▶ [What you should do] Your task is to output all the records below, word for word.

▶ [Information shown]

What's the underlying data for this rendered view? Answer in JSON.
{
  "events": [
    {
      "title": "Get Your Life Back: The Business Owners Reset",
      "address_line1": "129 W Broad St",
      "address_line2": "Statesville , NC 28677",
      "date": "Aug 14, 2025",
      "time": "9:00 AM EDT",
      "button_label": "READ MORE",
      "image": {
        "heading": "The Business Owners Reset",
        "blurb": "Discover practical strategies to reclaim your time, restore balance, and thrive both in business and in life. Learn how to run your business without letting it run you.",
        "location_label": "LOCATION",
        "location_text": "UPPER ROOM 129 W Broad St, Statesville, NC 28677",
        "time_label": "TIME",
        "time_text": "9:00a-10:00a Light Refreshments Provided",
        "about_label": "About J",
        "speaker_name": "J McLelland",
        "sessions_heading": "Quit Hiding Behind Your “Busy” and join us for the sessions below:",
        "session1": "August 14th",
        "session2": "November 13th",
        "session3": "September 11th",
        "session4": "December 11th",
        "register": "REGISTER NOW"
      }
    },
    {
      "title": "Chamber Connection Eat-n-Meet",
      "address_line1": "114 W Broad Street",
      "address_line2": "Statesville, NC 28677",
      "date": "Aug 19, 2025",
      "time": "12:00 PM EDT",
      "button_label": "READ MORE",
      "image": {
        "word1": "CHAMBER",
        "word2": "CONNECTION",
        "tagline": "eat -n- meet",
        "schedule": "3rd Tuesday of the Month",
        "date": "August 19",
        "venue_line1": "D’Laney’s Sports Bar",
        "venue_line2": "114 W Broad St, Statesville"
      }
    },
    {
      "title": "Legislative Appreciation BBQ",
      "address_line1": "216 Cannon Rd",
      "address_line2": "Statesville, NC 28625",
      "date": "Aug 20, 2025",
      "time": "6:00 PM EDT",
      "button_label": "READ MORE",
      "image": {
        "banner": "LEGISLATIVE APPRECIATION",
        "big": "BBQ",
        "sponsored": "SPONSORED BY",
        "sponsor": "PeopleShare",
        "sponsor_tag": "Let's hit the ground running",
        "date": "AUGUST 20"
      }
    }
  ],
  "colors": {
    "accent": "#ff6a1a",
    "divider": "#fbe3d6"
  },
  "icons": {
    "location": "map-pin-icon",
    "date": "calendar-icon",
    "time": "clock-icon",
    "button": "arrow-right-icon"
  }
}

▶ [Solution for this exercise]
What's the underlying data for this rendered view? Answer in JSON.
{
  "events": [
    {
      "title": "Get Your Life Back: The Business Owners Reset",
      "address_line1": "129 W Broad St",
      "address_line2": "Statesville , NC 28677",
      "date": "Aug 14, 2025",
      "time": "9:00 AM EDT",
      "button_label": "READ MORE",
      "image": {
        "heading": "The Business Owners Reset",
        "blurb": "Discover practical strategies to reclaim your time, restore balance, and thrive both in business and in life. Learn how to run your business without letting it run you.",
        "location_label": "LOCATION",
        "location_text": "UPPER ROOM 129 W Broad St, Statesville, NC 28677",
        "time_label": "TIME",
        "time_text": "9:00a-10:00a Light Refreshments Provided",
        "about_label": "About J",
        "speaker_name": "J McLelland",
        "sessions_heading": "Quit Hiding Behind Your “Busy” and join us for the sessions below:",
        "session1": "August 14th",
        "session2": "November 13th",
        "session3": "September 11th",
        "session4": "December 11th",
        "register": "REGISTER NOW"
      }
    },
    {
      "title": "Chamber Connection Eat-n-Meet",
      "address_line1": "114 W Broad Street",
      "address_line2": "Statesville, NC 28677",
      "date": "Aug 19, 2025",
      "time": "12:00 PM EDT",
      "button_label": "READ MORE",
      "image": {
        "word1": "CHAMBER",
        "word2": "CONNECTION",
        "tagline": "eat -n- meet",
        "schedule": "3rd Tuesday of the Month",
        "date": "August 19",
        "venue_line1": "D’Laney’s Sports Bar",
        "venue_line2": "114 W Broad St, Statesville"
      }
    },
    {
      "title": "Legislative Appreciation BBQ",
      "address_line1": "216 Cannon Rd",
      "address_line2": "Statesville, NC 28625",
      "date": "Aug 20, 2025",
      "time": "6:00 PM EDT",
      "button_label": "READ MORE",
      "image": {
        "banner": "LEGISLATIVE APPRECIATION",
        "big": "BBQ",
        "sponsored": "SPONSORED BY",
        "sponsor": "PeopleShare",
        "sponsor_tag": "Let's hit the ground running",
        "date": "AUGUST 20"
      }
    }
  ],
  "colors": {
    "accent": "#ff6a1a",
    "divider": "#fbe3d6"
  },
  "icons": {
    "location": "map-pin-icon",
    "date": "calendar-icon",
    "time": "clock-icon",
    "button": "arrow-right-icon"
  }
}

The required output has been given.